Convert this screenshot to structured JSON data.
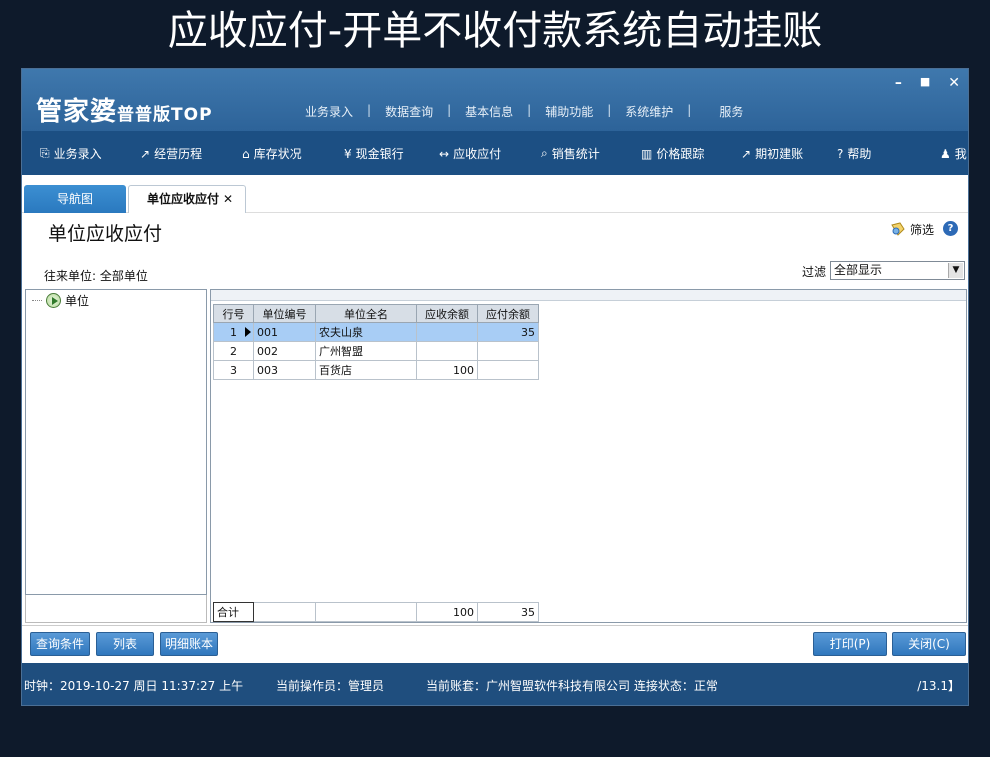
{
  "headline": "应收应付-开单不收付款系统自动挂账",
  "app": {
    "logo_main": "管家婆",
    "logo_sub": "普普版TOP",
    "topmenu": [
      "业务录入",
      "数据查询",
      "基本信息",
      "辅助功能",
      "系统维护",
      "服务"
    ],
    "window_controls": [
      "–",
      "■",
      "✕"
    ]
  },
  "toolbar": [
    {
      "icon": "document-icon",
      "glyph": "⎘",
      "label": "业务录入"
    },
    {
      "icon": "chart-icon",
      "glyph": "↗",
      "label": "经营历程"
    },
    {
      "icon": "home-icon",
      "glyph": "⌂",
      "label": "库存状况"
    },
    {
      "icon": "yen-icon",
      "glyph": "¥",
      "label": "现金银行"
    },
    {
      "icon": "exchange-icon",
      "glyph": "↔",
      "label": "应收应付"
    },
    {
      "icon": "search-icon",
      "glyph": "⌕",
      "label": "销售统计"
    },
    {
      "icon": "bar-chart-icon",
      "glyph": "▥",
      "label": "价格跟踪"
    },
    {
      "icon": "export-icon",
      "glyph": "↗",
      "label": "期初建账"
    },
    {
      "icon": "question-icon",
      "glyph": "?",
      "label": "帮助"
    },
    {
      "icon": "user-icon",
      "glyph": "♟",
      "label": "我"
    }
  ],
  "tabs": {
    "nav": "导航图",
    "active": "单位应收应付",
    "close": "✕"
  },
  "page": {
    "title": "单位应收应付",
    "filter_button": "筛选",
    "help": "?",
    "unit_label": "往来单位: 全部单位",
    "filter_label": "过滤",
    "filter_value": "全部显示"
  },
  "tree": {
    "root": "单位"
  },
  "grid": {
    "columns": [
      "行号",
      "单位编号",
      "单位全名",
      "应收余额",
      "应付余额"
    ],
    "rows": [
      [
        "1",
        "001",
        "农夫山泉",
        "",
        "35"
      ],
      [
        "2",
        "002",
        "广州智盟",
        "",
        ""
      ],
      [
        "3",
        "003",
        "百货店",
        "100",
        ""
      ]
    ],
    "total": [
      "合计",
      "",
      "",
      "100",
      "35"
    ]
  },
  "buttons": {
    "query": "查询条件",
    "list": "列表",
    "detail": "明细账本",
    "print": "打印(P)",
    "close": "关闭(C)"
  },
  "status": {
    "clock": "时钟：2019-10-27 周日 11:37:27 上午",
    "operator": "当前操作员：管理员",
    "account": "当前账套：广州智盟软件科技有限公司 连接状态：正常",
    "version": "/13.1】"
  }
}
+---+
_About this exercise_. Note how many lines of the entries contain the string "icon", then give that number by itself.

_Output_. 10